FAIRFAX COUNTY, Va. — The tentacles of COVID-19 have reached deeply into every American jurisdiction with a vengeance. Setting aside the devastating impact of the 511,000 lives lost and counting, U.S. counties face a looming financial catastrophe without help from the federal government.
Like a bloodthirsty octopus, those tentacles have slurped a combined $202 billion from the coffers of the nation's more than 3,000 counties, according to data from the National Association of Counties.
In Fairfax County, Virginia's largest county, leaders are projecting a $300 million loss over two years, according to Jeff McKay, Chairman of the Fairfax County Board of Supervisors.
"I am in a dead end," McKay said. "Increase taxes, cut services or hope that the federal government does what it's supposed to do in the midst of a crisis like this which is to step in, assert their authority and help our communities recover."
You'd be hard-pressed to find a bigger advocate for President Biden's American Rescue Plan than Chairman McKay.
"Frankly its not a 'nice to have' anymore," he said. "It's an essential."
The majority of frontline workers are county employees, McKay said during a recent Zoom call with WUSA9 anchor Adam Longo. First responders, teachers, librarians and others all depend on their local county for a paycheck. Costs have increased and revenue has dipped dramatically leaving counties with few options.

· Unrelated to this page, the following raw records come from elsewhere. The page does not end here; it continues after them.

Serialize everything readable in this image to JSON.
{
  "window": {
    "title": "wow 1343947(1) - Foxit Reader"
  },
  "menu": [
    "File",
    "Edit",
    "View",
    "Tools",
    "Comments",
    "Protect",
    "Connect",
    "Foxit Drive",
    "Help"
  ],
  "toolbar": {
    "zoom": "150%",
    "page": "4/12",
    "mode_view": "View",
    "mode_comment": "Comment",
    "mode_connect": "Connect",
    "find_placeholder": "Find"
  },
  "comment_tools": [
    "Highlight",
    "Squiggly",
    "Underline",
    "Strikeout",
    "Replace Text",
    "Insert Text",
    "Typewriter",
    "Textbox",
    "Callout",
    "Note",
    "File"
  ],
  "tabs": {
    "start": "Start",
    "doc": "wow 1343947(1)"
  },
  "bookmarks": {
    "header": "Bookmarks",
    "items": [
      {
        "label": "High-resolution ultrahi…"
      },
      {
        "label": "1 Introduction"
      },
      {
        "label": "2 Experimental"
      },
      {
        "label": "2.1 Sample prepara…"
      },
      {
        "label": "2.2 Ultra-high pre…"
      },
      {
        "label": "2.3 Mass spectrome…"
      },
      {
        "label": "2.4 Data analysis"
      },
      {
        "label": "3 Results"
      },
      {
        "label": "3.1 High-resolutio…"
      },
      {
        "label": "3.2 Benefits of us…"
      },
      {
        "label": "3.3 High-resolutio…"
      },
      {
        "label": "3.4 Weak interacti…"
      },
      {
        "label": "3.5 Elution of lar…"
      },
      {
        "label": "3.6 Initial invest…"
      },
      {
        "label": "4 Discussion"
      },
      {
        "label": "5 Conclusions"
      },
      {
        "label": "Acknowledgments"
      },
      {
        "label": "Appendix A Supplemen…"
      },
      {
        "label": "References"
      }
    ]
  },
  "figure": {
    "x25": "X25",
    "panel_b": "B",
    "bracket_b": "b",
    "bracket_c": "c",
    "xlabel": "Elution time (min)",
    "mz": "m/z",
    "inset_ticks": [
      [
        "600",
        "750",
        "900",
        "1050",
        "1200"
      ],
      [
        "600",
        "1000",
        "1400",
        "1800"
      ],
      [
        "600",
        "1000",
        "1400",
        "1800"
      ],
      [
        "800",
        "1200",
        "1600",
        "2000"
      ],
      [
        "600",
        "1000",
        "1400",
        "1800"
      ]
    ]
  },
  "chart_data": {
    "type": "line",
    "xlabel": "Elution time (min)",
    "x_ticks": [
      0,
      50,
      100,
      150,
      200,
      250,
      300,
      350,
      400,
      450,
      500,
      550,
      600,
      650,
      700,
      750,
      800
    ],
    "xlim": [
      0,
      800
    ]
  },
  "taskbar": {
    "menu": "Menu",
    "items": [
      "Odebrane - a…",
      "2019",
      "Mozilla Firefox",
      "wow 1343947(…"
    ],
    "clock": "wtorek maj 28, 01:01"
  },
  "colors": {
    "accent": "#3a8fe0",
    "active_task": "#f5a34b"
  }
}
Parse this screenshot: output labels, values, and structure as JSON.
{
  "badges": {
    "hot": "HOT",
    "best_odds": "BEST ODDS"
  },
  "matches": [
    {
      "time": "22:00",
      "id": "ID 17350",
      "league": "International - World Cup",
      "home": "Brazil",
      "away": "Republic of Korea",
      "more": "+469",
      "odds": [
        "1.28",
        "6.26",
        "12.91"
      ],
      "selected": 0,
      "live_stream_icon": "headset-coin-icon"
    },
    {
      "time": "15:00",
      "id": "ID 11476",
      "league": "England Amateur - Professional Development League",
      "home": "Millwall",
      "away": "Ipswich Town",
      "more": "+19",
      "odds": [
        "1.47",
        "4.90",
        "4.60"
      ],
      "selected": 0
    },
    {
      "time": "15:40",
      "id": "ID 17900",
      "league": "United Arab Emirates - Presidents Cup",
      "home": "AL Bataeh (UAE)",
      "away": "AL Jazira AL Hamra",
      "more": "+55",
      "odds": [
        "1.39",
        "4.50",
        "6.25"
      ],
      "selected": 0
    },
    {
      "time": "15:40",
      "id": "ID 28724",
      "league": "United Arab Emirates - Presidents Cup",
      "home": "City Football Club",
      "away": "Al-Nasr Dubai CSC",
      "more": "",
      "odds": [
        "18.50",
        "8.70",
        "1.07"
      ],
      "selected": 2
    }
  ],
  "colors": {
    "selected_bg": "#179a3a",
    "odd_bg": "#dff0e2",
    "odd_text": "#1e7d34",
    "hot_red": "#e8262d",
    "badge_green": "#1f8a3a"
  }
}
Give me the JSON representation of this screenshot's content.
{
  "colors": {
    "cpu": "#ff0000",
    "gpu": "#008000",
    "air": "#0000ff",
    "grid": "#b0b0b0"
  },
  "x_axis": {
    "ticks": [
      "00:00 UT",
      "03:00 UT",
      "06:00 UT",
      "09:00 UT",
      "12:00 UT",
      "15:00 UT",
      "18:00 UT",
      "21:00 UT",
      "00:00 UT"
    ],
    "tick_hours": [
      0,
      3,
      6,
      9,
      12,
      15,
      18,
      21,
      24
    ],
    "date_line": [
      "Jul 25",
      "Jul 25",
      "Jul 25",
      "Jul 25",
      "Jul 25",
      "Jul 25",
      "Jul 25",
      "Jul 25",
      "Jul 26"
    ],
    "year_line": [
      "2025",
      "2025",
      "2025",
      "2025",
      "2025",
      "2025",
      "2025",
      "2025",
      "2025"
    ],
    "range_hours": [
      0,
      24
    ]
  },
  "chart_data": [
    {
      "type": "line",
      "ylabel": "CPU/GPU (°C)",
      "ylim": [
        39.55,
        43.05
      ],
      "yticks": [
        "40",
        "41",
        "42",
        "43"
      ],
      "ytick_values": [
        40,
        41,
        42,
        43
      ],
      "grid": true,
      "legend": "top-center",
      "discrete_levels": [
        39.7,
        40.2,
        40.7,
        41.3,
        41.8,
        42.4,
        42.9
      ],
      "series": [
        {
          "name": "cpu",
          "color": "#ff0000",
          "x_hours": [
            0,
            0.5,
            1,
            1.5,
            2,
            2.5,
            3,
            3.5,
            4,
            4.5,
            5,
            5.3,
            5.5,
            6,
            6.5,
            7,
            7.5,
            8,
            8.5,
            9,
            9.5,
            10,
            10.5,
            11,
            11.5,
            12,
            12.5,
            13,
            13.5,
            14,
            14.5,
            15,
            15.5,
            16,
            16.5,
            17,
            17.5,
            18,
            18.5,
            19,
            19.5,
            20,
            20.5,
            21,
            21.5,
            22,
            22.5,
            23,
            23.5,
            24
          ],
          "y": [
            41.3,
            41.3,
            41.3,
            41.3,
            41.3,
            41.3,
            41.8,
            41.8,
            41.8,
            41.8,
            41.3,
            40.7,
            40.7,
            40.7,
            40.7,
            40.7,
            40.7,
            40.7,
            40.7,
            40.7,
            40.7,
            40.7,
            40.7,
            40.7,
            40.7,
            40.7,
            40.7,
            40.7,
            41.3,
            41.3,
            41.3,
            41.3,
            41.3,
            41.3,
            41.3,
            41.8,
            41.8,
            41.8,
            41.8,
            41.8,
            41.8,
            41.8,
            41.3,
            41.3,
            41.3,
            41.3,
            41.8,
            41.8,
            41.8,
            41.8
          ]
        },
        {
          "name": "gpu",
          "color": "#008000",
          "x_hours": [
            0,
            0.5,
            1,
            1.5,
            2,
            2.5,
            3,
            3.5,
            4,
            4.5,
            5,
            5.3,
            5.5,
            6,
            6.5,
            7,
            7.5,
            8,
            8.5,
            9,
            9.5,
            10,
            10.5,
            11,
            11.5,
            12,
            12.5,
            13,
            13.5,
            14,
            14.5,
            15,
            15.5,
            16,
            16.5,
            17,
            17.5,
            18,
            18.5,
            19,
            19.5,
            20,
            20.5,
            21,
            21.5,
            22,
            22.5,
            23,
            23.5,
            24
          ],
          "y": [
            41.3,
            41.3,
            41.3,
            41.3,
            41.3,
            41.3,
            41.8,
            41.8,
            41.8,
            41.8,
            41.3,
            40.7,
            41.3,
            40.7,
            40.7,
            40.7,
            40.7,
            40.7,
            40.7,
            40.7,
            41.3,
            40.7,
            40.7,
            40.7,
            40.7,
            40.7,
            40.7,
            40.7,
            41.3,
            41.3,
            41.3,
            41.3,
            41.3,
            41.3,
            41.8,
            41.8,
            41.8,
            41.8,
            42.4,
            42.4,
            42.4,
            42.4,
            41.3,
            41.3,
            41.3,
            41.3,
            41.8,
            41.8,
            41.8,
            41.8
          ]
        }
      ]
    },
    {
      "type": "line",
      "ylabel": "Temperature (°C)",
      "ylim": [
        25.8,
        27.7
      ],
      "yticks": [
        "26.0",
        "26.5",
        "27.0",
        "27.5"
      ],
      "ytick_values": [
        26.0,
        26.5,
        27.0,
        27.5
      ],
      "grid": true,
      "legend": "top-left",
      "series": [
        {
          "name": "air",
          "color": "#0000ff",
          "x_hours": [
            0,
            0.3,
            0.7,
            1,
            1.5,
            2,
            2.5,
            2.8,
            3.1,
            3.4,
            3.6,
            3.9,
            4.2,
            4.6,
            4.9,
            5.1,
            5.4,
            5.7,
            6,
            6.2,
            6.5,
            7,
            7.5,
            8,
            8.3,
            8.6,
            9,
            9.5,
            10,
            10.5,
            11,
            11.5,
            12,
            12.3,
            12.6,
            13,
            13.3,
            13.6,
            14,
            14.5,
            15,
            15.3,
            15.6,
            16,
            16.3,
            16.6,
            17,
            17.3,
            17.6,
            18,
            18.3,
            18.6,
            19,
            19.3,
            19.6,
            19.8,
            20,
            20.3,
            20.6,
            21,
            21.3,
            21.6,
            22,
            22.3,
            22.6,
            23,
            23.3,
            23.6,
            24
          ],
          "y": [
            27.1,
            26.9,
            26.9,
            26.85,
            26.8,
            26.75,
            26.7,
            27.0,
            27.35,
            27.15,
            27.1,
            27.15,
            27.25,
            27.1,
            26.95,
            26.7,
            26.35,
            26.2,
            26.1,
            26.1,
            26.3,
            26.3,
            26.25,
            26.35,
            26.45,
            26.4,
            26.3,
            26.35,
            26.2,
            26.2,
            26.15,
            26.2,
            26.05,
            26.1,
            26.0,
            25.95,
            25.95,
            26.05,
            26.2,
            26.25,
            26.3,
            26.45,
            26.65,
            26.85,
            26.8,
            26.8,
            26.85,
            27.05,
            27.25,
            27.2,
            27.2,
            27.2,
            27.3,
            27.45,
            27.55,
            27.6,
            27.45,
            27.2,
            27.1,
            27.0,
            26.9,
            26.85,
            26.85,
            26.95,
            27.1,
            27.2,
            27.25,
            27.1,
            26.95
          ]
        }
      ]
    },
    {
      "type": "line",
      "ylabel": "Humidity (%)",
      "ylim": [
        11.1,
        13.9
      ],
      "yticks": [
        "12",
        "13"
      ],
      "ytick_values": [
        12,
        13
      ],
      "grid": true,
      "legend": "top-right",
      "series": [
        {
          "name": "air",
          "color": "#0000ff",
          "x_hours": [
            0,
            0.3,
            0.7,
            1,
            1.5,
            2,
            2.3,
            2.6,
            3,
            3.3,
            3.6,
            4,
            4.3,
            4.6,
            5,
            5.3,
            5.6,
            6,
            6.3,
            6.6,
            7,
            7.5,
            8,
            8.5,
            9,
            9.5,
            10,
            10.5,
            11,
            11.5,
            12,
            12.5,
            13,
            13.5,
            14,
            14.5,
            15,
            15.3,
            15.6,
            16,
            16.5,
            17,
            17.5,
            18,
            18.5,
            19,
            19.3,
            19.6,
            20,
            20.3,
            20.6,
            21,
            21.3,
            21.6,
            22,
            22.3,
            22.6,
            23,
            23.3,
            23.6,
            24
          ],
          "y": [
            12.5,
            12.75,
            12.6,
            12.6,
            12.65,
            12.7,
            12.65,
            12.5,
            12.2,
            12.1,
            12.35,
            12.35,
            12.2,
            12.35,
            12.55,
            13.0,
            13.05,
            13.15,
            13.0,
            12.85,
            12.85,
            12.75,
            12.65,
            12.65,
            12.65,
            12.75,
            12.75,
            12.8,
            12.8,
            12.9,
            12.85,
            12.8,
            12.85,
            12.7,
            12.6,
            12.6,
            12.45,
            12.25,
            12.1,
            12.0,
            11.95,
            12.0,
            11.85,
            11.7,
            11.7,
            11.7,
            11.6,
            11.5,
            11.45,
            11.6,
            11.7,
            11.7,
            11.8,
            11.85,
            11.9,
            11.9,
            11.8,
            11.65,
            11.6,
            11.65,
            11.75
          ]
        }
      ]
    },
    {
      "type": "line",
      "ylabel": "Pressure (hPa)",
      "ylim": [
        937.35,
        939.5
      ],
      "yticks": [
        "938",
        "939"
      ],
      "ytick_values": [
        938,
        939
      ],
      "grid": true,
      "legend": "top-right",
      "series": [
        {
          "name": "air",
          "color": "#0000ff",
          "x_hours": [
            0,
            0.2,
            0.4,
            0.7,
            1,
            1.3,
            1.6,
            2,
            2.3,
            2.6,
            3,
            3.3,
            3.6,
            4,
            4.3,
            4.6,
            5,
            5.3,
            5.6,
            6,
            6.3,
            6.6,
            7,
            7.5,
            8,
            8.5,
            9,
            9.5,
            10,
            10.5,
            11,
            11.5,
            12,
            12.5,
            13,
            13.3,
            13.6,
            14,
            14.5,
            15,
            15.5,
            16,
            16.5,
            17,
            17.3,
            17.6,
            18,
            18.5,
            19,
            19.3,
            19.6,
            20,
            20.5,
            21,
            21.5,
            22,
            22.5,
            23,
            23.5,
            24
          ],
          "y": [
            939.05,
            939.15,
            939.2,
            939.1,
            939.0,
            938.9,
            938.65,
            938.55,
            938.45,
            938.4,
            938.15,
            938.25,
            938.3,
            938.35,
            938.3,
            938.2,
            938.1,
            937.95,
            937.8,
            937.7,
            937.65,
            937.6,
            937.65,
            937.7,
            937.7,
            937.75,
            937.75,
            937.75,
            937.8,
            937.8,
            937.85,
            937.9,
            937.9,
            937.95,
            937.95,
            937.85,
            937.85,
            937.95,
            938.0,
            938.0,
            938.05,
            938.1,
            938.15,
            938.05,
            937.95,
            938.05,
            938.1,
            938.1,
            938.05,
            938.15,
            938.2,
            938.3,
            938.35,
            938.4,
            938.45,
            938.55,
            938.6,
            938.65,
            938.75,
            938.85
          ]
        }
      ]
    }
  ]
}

"The increased costs of providing services and hardening all of our facilities to be safe. Those are all costs born by local governments," McKay said.
President Biden's American Rescue Plan includes $350 billion dollars for state and local governments to keep paychecks coming for those frontline workers.
"Despite the optimism, without new resources, our entire effort will be set back," Biden said from the White House Tuesday. "We need the resources in the American Rescue Plan and we need it urgently."
The president's plan has passed the House and awaits action in the Senate.
More than 400 organizations have signed a letter to members of the U.S. Senate urging them to pass Biden's proposal.
State revenues are down some 6 percent compared to before the pandemic, even as the need for state services has skyrocketed with one in three adults struggling to meet household expenses," the letter says. "Meanwhile, many cities and counties have been hit even harder. The average city with falling revenues has seen collections drop by 21 percent, even as costs have soared, and counties face similar conditions ... As the Senate considers this legislation, we ask that you maintain the $350 billion funding that will get aid quickly to all corners of the country."